Settling in York, giving remained central in the couple’s lives and they found ways to instill that love of helping others in their two children, Nolan, 10, and Odette, 7.

“I always dreaded Matt being in a car accident,” Leigh Ann said. “I called Matt on his commute. I never call him, but I called him to tell him a funny story about Odette. He didn’t answer, so I went downstairs to work out. He called me back. I heard the crash, but the call didn’t end. I just kept yelling, ‘Can you hear me?,’ and asking him to pick up.”

What Leigh Ann heard was the impact of a pick-up truck traveling at 75 mph slamming into the rear of Matt’s vehicle, ultimately causing a four-car accident.

“A nurse who was two cars back was able to tell me he was responsive. She could see his doctor’s badge and that he worked at Pinnacle,” she said. “At that point, I had no idea of the severity.”

After that brief conversation, Leigh Ann received no further information from the scene. She decided to head to Pinnacle’s emergency department in hopes of locating her husband.
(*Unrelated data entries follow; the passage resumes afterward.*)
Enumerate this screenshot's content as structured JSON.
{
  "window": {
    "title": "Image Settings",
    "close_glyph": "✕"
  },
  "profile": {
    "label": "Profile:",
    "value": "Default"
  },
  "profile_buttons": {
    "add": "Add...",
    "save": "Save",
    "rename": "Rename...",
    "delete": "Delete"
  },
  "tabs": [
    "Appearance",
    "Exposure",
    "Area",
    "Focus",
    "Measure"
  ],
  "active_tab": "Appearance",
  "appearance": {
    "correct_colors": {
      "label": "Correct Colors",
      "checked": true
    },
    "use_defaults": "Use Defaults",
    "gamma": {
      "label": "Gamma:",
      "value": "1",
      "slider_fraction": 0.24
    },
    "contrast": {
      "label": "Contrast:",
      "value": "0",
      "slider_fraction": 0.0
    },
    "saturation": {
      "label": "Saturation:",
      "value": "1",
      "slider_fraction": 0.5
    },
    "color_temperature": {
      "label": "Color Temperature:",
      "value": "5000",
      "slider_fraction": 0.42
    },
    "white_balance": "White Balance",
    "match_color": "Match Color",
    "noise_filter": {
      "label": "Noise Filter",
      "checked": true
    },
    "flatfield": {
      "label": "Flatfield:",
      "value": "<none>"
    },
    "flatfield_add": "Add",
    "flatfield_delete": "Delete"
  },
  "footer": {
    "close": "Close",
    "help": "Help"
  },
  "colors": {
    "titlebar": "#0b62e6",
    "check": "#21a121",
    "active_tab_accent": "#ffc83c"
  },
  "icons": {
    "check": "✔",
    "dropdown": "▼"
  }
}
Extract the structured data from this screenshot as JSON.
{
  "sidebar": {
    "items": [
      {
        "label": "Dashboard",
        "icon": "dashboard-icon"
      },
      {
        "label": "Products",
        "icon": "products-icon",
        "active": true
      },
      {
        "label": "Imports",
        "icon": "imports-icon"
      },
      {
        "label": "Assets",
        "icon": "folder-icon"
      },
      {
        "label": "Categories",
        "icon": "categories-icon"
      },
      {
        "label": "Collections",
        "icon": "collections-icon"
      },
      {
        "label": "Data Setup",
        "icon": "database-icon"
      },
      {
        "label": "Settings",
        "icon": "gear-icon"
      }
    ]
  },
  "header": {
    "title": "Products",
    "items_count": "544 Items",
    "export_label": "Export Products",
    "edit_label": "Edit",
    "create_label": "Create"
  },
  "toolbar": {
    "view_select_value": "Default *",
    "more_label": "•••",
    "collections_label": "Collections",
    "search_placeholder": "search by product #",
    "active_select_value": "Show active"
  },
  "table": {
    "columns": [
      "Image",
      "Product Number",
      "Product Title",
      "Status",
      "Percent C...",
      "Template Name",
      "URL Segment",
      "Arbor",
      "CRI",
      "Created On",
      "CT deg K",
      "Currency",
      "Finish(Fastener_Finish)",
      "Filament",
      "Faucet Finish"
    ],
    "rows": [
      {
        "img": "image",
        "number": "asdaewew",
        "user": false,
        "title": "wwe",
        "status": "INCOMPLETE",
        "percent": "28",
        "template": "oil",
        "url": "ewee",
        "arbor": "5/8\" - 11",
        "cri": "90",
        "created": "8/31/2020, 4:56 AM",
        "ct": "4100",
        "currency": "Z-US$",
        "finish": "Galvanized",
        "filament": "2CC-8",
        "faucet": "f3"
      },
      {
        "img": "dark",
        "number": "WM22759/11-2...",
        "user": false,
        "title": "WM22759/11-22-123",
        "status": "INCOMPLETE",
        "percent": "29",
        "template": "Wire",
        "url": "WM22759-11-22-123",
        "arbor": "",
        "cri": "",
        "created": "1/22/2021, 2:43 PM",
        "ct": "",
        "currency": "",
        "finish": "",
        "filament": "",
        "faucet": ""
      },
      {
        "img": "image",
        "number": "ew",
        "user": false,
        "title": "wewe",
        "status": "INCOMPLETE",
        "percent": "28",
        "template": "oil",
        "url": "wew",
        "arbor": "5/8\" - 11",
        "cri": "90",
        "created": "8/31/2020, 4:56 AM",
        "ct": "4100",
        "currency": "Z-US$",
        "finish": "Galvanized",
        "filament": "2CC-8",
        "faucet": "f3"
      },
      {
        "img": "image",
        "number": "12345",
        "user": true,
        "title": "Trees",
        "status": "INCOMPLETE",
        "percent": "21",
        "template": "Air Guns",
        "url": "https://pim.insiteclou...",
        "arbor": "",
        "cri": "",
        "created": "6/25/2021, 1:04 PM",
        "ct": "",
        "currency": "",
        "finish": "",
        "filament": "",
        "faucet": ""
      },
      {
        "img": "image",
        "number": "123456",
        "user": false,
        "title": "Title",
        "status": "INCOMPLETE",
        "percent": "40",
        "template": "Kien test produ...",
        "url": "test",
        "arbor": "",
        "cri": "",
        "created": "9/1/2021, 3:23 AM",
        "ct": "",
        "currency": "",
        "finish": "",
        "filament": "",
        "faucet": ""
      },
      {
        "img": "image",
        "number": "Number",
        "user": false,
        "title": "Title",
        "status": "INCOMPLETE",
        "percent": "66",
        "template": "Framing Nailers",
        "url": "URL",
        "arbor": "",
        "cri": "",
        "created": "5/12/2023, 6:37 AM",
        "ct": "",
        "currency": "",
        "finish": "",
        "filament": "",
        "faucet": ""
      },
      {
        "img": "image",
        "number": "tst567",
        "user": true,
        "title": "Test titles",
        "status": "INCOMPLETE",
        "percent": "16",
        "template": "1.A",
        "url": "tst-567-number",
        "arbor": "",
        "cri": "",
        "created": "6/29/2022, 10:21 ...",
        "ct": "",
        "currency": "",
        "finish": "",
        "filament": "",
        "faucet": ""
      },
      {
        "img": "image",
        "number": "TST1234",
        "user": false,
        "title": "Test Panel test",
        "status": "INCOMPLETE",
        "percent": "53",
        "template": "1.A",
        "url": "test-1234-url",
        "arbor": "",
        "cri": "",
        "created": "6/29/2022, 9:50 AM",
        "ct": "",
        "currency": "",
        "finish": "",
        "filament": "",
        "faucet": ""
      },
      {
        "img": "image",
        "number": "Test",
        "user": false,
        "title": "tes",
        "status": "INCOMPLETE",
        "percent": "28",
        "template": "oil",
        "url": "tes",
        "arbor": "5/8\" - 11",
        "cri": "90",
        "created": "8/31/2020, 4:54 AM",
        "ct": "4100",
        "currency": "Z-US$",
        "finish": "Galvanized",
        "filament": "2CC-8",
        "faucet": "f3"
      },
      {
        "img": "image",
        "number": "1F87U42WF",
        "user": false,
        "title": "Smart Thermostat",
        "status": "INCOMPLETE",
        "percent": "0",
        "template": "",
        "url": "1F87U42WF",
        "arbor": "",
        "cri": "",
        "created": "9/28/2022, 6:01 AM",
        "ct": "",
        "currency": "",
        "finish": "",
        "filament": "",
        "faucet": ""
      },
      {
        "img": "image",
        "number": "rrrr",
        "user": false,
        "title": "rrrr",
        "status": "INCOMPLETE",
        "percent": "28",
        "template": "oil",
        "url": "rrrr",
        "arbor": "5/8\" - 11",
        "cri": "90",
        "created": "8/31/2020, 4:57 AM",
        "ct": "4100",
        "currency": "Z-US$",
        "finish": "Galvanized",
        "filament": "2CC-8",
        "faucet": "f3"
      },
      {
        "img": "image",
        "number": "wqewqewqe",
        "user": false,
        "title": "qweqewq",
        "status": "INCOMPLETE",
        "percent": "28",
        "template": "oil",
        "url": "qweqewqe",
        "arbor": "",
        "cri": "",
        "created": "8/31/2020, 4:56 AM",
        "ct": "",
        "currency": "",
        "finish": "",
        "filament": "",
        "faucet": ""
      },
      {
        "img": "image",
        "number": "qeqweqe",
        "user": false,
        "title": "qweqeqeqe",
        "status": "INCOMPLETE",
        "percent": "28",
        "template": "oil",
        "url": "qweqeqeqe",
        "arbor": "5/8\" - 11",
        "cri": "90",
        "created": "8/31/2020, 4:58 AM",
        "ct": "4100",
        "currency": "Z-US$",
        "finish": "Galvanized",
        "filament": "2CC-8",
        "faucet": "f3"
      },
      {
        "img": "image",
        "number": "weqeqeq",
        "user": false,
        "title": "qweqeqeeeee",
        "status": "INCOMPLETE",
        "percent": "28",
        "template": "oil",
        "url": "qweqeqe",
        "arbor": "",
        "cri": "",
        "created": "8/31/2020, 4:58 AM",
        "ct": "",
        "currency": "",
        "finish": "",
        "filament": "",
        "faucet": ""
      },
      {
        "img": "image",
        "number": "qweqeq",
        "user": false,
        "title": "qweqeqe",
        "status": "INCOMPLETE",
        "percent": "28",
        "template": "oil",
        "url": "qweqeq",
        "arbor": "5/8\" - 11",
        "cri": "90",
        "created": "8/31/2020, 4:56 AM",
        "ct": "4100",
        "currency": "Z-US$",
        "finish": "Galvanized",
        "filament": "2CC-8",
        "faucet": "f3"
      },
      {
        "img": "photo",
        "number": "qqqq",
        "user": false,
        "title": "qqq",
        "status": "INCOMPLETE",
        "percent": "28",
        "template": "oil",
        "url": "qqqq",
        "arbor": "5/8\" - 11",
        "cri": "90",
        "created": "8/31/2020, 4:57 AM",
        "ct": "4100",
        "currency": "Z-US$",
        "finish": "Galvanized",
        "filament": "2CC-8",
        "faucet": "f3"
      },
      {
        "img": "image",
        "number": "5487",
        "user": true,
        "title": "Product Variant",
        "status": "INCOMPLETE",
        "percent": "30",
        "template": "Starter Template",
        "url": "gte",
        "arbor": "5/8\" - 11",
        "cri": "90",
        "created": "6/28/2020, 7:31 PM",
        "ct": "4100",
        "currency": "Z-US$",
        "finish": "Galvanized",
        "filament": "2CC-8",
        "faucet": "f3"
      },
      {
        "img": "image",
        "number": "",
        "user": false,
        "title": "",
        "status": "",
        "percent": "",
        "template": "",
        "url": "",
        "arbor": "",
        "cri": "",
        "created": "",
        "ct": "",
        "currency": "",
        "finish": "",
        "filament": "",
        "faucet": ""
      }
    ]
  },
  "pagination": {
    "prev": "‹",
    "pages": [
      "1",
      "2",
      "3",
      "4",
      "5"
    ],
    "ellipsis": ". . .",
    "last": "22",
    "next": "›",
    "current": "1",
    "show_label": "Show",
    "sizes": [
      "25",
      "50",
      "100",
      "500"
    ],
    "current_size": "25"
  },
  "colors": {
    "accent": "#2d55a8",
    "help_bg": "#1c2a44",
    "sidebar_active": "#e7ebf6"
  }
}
“I went to the emergency room and I was immediately patched through to Hershey and told he had a brain bleed,” said Leigh Ann, who learned that the road closure she had avoided on the way to the hospital and the medevac helicopter her coworkers told her about were both related to Matt’s accident.

Matt doesn’t remember anything about the accident or the three-night hospitalization that followed. His first memories are of being home and realizing he had staples in his head. Healing from the brain injury and whiplash required intensive occupational, physical, and speech therapy—a challenging regimen for a family with young children. Fortunately, an unusual solution proved perfect as all three therapies were provided at a nearby facility for senior citizens.

“The ladies there were very nice to me,” Matt said. “Everything was in one location, which made it easier for Leigh Ann as she didn’t have to take off as much time from work.”

Matt’s employer offered paid leave for the eight weeks he was unable to work and car insurance provided a settlement to cover all of the expenses relating to the accident.

“I’ve been very active with United Way for a decade or more,” Leigh Ann said, adding that the night before the accident she did something she had never done before—gave to a GoFundMe campaign online. “In my mind, that was a bit of karma.”

The knowledge that their family’s financial wellbeing was safeguarded and the close call with loss reinforced the importance of giving to others and supporting their community.

“There are all of these pieces of almost losing and losing. We know there are so many painful things that happen in the world,” she said. “I lost my mom. We lost a baby to miscarriage in 2008. Matt’s dad had a heart attack in 2010. It happens more than it should.”

Their experiences with extremely difficult life circumstances ignited a desire to redouble their commitment to giving, including a gift to Juniata.

“Our lesson in life is that you don’t know when things might end, we are not going to live forever— no one is. But, we can leave a lasting legacy behind that will help others.”Leigh Ann (Suhrie) Wilson ’02

Motivated by the loss of Leigh Ann’s mother, the Wilsons made the decision to fund a scholarship, “Life is Short,” to aid Juniata students who have lost a parent. “The unfortunate situation is that there are five students who fell into that category,” Matt said. “This is for anyone, regardless of what year they are in. And, they can do it again the following year.”

Matt and Leigh Ann created “The Brain Matters,” an endowment through the UPMC Pinnacle Foundation to help cover hospital bills for those suffering brain injuries and to provide technology and education for the Central Pennsylvanian neurologists providing treatment.

“Giving to the UPMC Pinnacle Foundation was a no brainer,” said Leigh Ann. “Matt’s employer protected us all along the way. For us, that was an easy way to give back.”

The Wilsons were recognized this year by the United Way and became two of the youngest members of the Alexis de Tocqueville Society. The society local philanthropic leaders who devote their time, talent, and funds to create long-lasting changes.

“Our lesson in life is that you don’t know when things might end,” said Leigh Ann. “We are not going to live forever—no one is. But, we can leave a lasting legacy behind that will help others.”